Review: ‘The Rising Hawk’

Great Visuals And Strong Fight Choreography Can’t Save This Action Adventure

In 1883, Ukrainian author/poet Ivan Franco wrote the historical fiction “Zakhar Berkut” based on the life of the titular character who was a 90-year-old warrior, who after trying to live a life of peace and tranquility, was forced to led an army against in defense of an invading army of from Mongolia. While the story has been cited for its historical inaccuracies, it still proved to be a source of nationalistic pride for some Ukrainians. Because of the epic-ness of the story, it seems almost ripe for some sort of film adaptation. Ukraine, who normally doesn’t produce many films (usually small dramas, not a blockbuster action flick) partnered with US Based production company CinemaDay to produce The Rising Hawk with a cast of mostly American and British actors.

Set in the 13th Century, Zakhar Berkut (Robert Patrick) and his wife Rada (Alison Doody) lead a village of people in the Carpathian Mountains along with his sons Maksim (Alex MacNicoll) and Ivan (Rocky Meyers). They live a peaceful and tranquil life where they hunt and gather, not necessarily bothering anyone, but that doesn’t mean that trouble doesn’t eventually come and find them. Burunda Khan (Tserenbold Tsegmid), a powerful Mongolian general has been sending his armies westward in search of new lands to conquer and annex, and their village is next on his list.
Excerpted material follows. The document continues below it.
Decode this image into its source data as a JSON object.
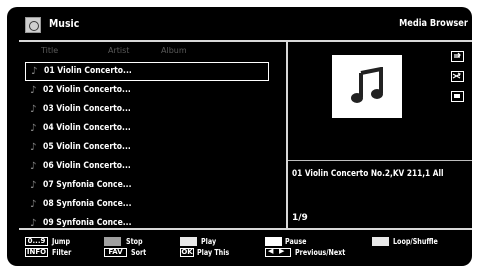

Realizing that their village will not be enough to ward off a strong invading army, Zakhar tasks his sons for an audience with the leader of a nearby village Tugar (Robert Flanagan) to galvanize an alliance and some support. In the process of trying to engage in some politics, Maksim meets Tugar’s daughter Myroslava (Poppy Drayton) while helping save her from a giant bear, and the two young leaders of their respective villages immediately have a connection. However, Tugar looks down on the other village and is reluctant for a partnership. After a very interesting trial by combat (in which Maksim bests Tugar’s champion), the two settlements decide to work together to protect their lands.

In the aftermath, there is a great deal of strategy and swordplay between the two respective armies. Of course, in the game of war, not everything is as it seems. Alliances change (and change again) various times through The Rising Hawk as tensions grow high on all sides to bring an end of the conflict. After the death of his son, Khan becomes hell-bent on not only destroying the Carpathians, but he specifically wants to torture and kill Maksim. While the story is based on centers on Zakhar Berkut, The Rising Hawk’s lead protagonist is Maksym and even though actor Alex MacNicoll receives third-billing behind Patrick and Flanagan, this is very much his movie and he carries it well.

You can tell that this film is greatly influenced by Braveheart and 300, and not only are story beats/plot points are almost copy and pasted from those films. There are certain deaths of key characters and betrayals that make you wonder if they owe a producer credit to Mel Gibson and Randall Wallace as well as a battle that literally takes place in a valley with the same military strategy that happened in 300. The CGI for the film also is not that great. There is a scene where there is a fight with an unrealistically oversized bear that doesn’t look very convincing. I know not everything can capture the perfection of the bear fight scene from The Revenant, but this needed a few more hands to get involved to correct it.  There may be some bothered by the “otherness” of the Mongolian army as it can be interpreted as a “heroic whites defending themselves from the evil Asians” troupe of films past, but this also is semi-historical, so this kind of gets a faux pass.

However, what The Rising Hawk doesn’t have in creative story points, it absolutely makes up in fight choreography. It’s clear most of the budget went to the fight training as the film perfectly films its swordplay scenes. The directing and editing during the battles is crisp, clear, full of tension, and greatly engaging. The large-scale CGI shots display clashing armies very well, and the close-up and intimate fighting scenes work incredibly well. The final battle especially is quite effective. Unfortunately, a film like The Rising Hawk cannot function just on action alone. Had this had a tighter or more unique script, it probably would have worked as a better film.

The Rising Hawk is currently available on VOD.